Goal of the exercise -> State how many lines of the entries below hold the word "label"; reply with nothing but the number.

Information supplied ->
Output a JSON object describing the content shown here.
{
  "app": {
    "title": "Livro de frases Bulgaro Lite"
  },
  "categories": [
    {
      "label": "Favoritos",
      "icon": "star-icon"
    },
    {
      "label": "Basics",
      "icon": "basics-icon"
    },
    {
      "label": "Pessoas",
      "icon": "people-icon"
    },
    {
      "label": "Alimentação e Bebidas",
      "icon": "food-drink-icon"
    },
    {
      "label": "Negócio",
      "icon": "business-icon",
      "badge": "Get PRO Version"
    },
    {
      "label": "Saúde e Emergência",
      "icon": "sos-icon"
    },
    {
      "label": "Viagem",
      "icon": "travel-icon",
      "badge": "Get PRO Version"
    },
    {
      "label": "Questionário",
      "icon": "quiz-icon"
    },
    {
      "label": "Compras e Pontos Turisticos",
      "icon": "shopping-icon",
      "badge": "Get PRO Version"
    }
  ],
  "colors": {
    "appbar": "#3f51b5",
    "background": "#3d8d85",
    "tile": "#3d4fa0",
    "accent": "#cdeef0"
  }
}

Solution -> 9